|The College of New Jersey||NJ||$12,722|
|University of Illinois at Urbana-Champaign||IL||$12,528|
|Pennsylvania College of Technology||PA||$12,480|
|Pennsylvania State University-Penn State Abington||PA||$12,250|
|Pennsylvania State University-Penn State Beaver||PA||$12,250|
|Pennsylvania State University-Penn State Greater Allegheny||PA||$12,250|
|Pennsylvania State University-Penn State Lehigh Valley||PA||$12,250|
|Pennsylvania State University-Penn State Mont Alto||PA||$12,250|
|Colorado School of Mines||CO||$12,244|
|Pennsylvania State University-Penn State Hazleton||PA||$12,200|
|Pennsylvania State University-Penn State New Kensington||PA||$12,200|
|Pennsylvania State University-Brandywine||PA||$12,150|
|Pennsylvania State University-Penn State Fayette- Eberly Campus||PA||$12,150|
|Pennsylvania State University-Penn State Schuylkill||PA||$12,150|
|Pennsylvania State University-Penn State Wilkes-Barre||PA||$12,150|
|Pennsylvania State University-Penn State Dubois||PA||$12,130|
|Pennsylvania State University-Penn State Worthington Scranton||PA||$12,110|
|Pennsylvania State University-Penn State York||PA||$12,110|
|Pennsylvania State University-Penn State Shenango||PA||$12,050|
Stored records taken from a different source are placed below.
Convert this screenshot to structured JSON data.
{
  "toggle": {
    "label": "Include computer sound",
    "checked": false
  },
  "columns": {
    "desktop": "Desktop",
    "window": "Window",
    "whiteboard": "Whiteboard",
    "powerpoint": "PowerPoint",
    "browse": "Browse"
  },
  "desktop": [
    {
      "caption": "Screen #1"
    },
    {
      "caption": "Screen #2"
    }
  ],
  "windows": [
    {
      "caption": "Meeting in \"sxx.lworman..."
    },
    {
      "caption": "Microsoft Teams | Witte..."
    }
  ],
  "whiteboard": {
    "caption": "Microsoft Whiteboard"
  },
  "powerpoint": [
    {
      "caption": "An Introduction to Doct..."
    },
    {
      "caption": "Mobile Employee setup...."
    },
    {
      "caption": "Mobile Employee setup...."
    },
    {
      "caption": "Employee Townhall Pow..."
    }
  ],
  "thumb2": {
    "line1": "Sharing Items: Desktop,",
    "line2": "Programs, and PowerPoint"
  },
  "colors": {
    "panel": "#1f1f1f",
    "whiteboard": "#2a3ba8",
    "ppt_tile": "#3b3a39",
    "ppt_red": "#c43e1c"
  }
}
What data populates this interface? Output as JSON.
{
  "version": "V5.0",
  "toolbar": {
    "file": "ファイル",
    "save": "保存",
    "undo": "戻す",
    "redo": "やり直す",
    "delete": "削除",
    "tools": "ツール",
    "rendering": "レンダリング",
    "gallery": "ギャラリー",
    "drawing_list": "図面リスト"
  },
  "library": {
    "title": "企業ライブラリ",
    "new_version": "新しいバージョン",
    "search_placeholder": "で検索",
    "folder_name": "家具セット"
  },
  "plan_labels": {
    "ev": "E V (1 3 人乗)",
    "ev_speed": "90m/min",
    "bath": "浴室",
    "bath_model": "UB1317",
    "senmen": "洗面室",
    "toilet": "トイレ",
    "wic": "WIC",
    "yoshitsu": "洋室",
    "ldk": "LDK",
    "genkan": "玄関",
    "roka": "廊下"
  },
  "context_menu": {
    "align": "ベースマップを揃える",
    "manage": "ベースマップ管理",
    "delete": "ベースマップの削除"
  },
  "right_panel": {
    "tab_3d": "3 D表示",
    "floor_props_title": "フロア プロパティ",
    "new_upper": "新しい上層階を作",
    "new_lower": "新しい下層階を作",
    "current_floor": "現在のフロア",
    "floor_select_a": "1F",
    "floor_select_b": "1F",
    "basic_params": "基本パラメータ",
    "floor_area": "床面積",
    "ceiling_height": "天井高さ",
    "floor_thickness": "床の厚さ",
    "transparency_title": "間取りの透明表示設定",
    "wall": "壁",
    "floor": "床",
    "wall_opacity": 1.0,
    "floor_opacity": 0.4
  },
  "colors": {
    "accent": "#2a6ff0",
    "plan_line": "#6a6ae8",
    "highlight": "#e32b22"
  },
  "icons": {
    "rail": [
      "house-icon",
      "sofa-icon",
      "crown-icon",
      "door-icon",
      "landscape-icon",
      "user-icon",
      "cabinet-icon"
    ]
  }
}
|University of Illinois at Chicago||IL||$12,034|
|University of Massachusetts Amherst|